In today’s fast-paced world, mastering personal finance and investing has become more crucial than ever. The plethora of financial choices, from credit cards to investment portfolios, can be overwhelming. However, with the right knowledge and strategic planning, individuals can navigate the complex financial landscape to achieve long-term financial security. In this comprehensive guide, we’ll explore essential aspects of personal finance and investing, covering topics such as credit scores, mutual funds, retirement accounts, and much more.
Understanding the Basics
The foundation of personal finance lies in understanding the basics. Establishing a strong financial plan is the first step towards building a secure future. Start by assessing your personal finance situation – take stock of your income, expenses, assets, and debts. This will lay the groundwork for setting realistic financial goals.
Financial Literacy and Smart Decision-Making
Financial literacy plays a pivotal role in making informed decisions. Many people find themselves overwhelmed by the sheer volume of financial information available. To navigate this, educate yourself about personal finance concepts and terminology. Resources such as the Kiplinger Letter and other reputable publications can provide valuable insights into economic trends and smart ways to manage your finances.
Credit Scores and Credit Cards
One of the cornerstones of personal finance is maintaining a healthy credit score. This three-digit number reflects your creditworthiness and influences your ability to secure favorable interest rates on loans and credit cards. Regularly check your credit score and take steps to improve it if necessary. Timely payments, responsible credit card usage, and monitoring your credit report are key components of maintaining a good credit score.
Credit cards, when used wisely, can be powerful tools for building credit and earning rewards. However, it’s crucial to manage credit card debt responsibly. Avoid carrying high balances, pay your bills on time, and be mindful of your credit utilization ratio. These practices contribute to a positive credit history, paving the way for better financial opportunities.
Building an Emergency Fund
Life is unpredictable, and unexpected expenses can arise at any time. Establishing an emergency fund is a crucial aspect of personal finance. Aim to save three to six months’ worth of living expenses in a readily accessible account. This fund acts as a financial safety net, providing peace of mind and ensuring that you’re prepared for unforeseen circumstances, such as medical emergencies or sudden job loss.
Investing for the Future

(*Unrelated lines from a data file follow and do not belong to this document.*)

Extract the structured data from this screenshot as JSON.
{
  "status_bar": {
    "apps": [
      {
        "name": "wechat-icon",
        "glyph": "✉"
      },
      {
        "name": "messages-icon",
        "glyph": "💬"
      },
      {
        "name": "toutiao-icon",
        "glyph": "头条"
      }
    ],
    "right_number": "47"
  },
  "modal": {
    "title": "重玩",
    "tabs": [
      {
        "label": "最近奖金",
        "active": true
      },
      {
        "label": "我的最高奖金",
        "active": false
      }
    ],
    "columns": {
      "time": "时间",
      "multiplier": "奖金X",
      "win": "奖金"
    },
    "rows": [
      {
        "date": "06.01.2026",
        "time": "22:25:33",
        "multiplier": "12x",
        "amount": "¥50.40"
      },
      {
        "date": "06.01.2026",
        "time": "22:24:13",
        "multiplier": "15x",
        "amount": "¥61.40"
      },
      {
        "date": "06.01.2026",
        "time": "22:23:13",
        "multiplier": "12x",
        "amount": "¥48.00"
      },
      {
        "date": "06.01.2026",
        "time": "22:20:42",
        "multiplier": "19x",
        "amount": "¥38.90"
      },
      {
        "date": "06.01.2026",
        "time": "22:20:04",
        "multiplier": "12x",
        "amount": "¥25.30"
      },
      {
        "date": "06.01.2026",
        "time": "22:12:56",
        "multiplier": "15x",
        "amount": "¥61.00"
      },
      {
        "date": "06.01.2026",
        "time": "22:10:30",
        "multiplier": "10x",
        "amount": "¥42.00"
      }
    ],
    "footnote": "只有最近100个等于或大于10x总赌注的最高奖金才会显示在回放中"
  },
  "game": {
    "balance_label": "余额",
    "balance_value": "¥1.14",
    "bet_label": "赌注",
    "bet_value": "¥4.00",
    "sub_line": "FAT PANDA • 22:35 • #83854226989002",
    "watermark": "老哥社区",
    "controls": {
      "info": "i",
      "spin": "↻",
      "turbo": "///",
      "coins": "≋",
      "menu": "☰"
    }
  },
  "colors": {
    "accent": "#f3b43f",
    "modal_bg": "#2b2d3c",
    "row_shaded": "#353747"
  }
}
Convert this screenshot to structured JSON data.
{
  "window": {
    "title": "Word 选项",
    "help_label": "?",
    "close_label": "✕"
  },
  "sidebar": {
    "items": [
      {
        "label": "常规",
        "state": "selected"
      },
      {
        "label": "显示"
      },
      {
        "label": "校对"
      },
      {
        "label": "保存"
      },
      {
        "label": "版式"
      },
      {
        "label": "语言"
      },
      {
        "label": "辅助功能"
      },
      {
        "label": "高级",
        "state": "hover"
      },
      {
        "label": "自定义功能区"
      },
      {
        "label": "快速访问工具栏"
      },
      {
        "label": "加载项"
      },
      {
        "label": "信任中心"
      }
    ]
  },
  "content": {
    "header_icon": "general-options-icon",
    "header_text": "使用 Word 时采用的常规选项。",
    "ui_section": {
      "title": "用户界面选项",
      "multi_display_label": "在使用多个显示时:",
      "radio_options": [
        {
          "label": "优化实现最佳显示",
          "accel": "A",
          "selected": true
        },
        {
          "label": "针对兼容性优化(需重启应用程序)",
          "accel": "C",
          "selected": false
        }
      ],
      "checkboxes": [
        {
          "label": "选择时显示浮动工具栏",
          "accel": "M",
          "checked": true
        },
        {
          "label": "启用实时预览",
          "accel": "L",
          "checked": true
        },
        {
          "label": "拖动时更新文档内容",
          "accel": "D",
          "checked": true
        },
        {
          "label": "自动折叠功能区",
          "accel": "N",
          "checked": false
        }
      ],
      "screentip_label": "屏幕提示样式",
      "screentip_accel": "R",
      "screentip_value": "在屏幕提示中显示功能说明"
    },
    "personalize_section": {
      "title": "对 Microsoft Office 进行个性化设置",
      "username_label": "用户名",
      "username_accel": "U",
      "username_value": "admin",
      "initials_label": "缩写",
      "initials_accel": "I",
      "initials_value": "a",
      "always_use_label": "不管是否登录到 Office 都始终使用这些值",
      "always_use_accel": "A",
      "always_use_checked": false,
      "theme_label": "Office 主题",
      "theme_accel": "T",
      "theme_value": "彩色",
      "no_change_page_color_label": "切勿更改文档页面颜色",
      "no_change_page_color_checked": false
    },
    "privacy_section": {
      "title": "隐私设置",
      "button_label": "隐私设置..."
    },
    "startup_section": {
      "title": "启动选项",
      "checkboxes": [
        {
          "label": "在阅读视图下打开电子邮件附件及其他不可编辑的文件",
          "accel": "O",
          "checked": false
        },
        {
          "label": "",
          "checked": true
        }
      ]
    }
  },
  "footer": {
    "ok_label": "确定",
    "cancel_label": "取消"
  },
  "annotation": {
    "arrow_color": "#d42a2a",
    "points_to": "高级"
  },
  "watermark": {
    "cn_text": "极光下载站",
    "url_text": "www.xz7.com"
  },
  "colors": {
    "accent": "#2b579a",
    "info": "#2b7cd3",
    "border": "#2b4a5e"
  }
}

Once you’ve laid the groundwork for financial stability, it’s time to explore investment opportunities. Mutual funds, which pool money from multiple investors to invest in a diversified portfolio of stocks, bonds, or other securities, are an excellent option for those looking to start their investment journey. These funds are managed by professionals, providing a hands-off approach for investors seeking diversification.
Diversifying your investment portfolio is crucial for managing risk and achieving long-term financial goals. Consider allocating funds to various asset classes, such as stocks, bonds, and real estate, to create a balanced and resilient investment strategy. While individual stocks can offer potential high returns, they also come with higher risks. Evaluate your risk tolerance and investment goals before delving into individual stocks.
Retirement Accounts and Long-Term Goals
Planning for retirement is a significant aspect of personal finance. Contributing to retirement accounts, such as Individual Retirement Accounts (IRAs) and 401(k)s, allows you to take advantage of tax benefits while building a nest egg for the future. Be aware of IRA contribution limits and explore the different types of retirement accounts that align with your financial goals.
Long-term goals, such as buying a home, funding your children’s education, or achieving financial independence, require careful planning and consistent savings. Regularly review and adjust your financial plan as your circumstances change, ensuring that you stay on track to meet your objectives.
Financial Independence and Real Estate
Achieving financial independence is a common goal for many individuals. Real estate can be a powerful asset in your journey towards financial freedom. Whether through home ownership or real estate investments, property can appreciate in value over time and provide a source of passive income. However, it’s essential to conduct thorough research and assess the market before making real estate decisions.
Managing Debt and Personal Loans
While it’s essential to invest for the future, managing debt is equally crucial. High-interest debt, such as credit card balances, can hinder your financial progress. Prioritize paying off high-interest debt and consider consolidating loans or negotiating lower interest rates to ease the burden.
Personal loans can be useful for specific financial needs, such as home improvements or debt consolidation. However, exercise caution and only take out loans when necessary. Understand the terms, interest rates, and fees associated with personal loans before committing to them.
The Role of Financial Institutions
Choosing the right financial institutions, such as banks and credit unions, is a critical component of effective financial management. Evaluate factors such as fees, interest rates, and customer service when selecting a bank account. Consider opening a brokerage account if you plan to actively manage your investments in the stock market.
Mastering personal finance and investing requires dedication, education, and strategic planning. By understanding the basics, improving financial literacy, and making informed decisions, individuals can build a strong foundation for their financial future. Whether it’s managing credit cards, building an emergency fund, or investing for retirement, taking proactive steps towards financial security is a smart and rewarding endeavor. Remember, the journey to financial freedom is a marathon, not a sprint – take the time to assess your goals, make informed choices, and enjoy the fruits of your financial discipline.